Lewis Carroll, author of Alice’s Adventures in Wonderland, coined a term for words created by combining the sounds and meanings of two (or more) different words: he called it a portmanteau [port-MAN-toe] word. The next time something tickles your funny bone and makes you chuckle and snort, you can thank Mr. Carroll for the descriptive word chortle. He also gave us galumph (gallop + triumph, or a triumphant gallop). I challenge you to work those words into a meaningful conversation tomorrow with a loved one, teacher, or client. They will be impressed.
A portmanteau word is created when smoke is blended with fog (=smog), when gigantic is combined with enormous (=ginormous), when information is combined with commercial (=infomercial), when education is combined with entertainment (=edutainment), and when Oxford is combined with Cambridge (=Oxbridge).
Now that we’ve been enlightened by this life-changing term, portmanteau word, here’s a list of ten more, used somewhere in the world every day:
- aerobicize (aerobic + exercise)
- blog (web + log)
- brunch (breakfast + lunch)
- docudrama (documentary + drama)
- emoticon (emotion + icon)
- fantabulous (fantastic + fabulous)
- motel (motor + hotel)
- simulcast (simultaneous + broadcast)
- televangelist (television + evangelist)
- Vitameatavegamin (a portmanteau word on steroids: vitamins + meat + vegetables + minerals. From I Love Lucy, season 1, episode 30.)
Your turn. Please share a portmanteau word you’ve used or have heard used. If it’s your own made-up word, that’s great—as long as it’s one you have actually used with real people. Kindly observe proper netiquette (Internet + etiquette) at all times. Δ
 Linguists use the term blend.
 The source for most of the information in this post is Bryan A. Garner, Garner’s Modern American Usage (New York: Oxford University Press, 2009), 644.
© 2016 by Dean Christensen. All rights reserved.
Most “God” words are actually “god” words.
When I write a word with “God” in it, I sometimes need to pause to make sure I’m capitalizing—or not capitalizing—the word appropriately. Given my lifelong Christian faith, my first thought is to capitalize almost all such words.
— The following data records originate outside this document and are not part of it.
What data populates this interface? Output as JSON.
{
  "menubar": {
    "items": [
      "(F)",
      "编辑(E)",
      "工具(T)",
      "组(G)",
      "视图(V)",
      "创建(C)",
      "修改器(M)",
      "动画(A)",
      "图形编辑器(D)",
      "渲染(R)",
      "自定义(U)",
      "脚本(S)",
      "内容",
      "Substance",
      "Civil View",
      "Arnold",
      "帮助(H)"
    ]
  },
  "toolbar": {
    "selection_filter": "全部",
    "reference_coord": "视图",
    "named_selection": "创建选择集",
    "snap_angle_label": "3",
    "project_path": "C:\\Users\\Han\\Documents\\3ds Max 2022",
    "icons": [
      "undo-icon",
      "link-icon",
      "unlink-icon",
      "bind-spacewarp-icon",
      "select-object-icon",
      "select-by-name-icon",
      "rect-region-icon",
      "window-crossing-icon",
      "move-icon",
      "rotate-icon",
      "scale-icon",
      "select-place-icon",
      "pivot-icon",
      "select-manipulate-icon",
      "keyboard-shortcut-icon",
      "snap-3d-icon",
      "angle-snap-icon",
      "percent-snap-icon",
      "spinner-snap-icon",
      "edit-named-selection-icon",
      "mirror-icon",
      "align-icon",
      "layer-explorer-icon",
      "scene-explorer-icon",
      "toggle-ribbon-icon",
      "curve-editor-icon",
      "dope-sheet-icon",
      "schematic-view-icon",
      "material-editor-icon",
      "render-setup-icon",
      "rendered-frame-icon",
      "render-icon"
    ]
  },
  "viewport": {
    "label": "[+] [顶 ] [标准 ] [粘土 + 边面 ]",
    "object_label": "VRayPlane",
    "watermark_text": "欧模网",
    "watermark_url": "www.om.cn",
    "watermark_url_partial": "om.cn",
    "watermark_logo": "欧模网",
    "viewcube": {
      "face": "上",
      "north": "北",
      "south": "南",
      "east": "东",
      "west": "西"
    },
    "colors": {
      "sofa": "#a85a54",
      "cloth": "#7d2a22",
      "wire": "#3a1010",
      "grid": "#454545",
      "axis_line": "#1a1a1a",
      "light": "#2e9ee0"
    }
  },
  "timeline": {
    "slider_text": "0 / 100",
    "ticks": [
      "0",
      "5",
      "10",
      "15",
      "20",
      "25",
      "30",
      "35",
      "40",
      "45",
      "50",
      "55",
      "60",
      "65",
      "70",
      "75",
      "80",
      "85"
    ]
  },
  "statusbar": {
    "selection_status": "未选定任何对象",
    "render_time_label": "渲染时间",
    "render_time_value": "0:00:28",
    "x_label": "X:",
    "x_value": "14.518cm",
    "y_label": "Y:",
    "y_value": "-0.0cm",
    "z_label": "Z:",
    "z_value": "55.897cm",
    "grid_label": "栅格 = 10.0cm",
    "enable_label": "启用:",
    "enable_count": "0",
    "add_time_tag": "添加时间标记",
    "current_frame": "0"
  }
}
If “God” is in it, out of reverence, the word should be capitalized. But is that necessary or grammatically correct?
The truth is, most “God” words are actually “god” words, with lowercase g’s, and writing them according to long-established and widely accepted conventions of Standard Written English does not make a person of faith less faithful. Let’s consider the most common “God” words. I’ve consulted several sources for this, including Merriam-Webster’s Collegiate Dictionary, 11th ed., and The Christian Writer’s Manual of Style. Continue reading “How to Write “God” Words”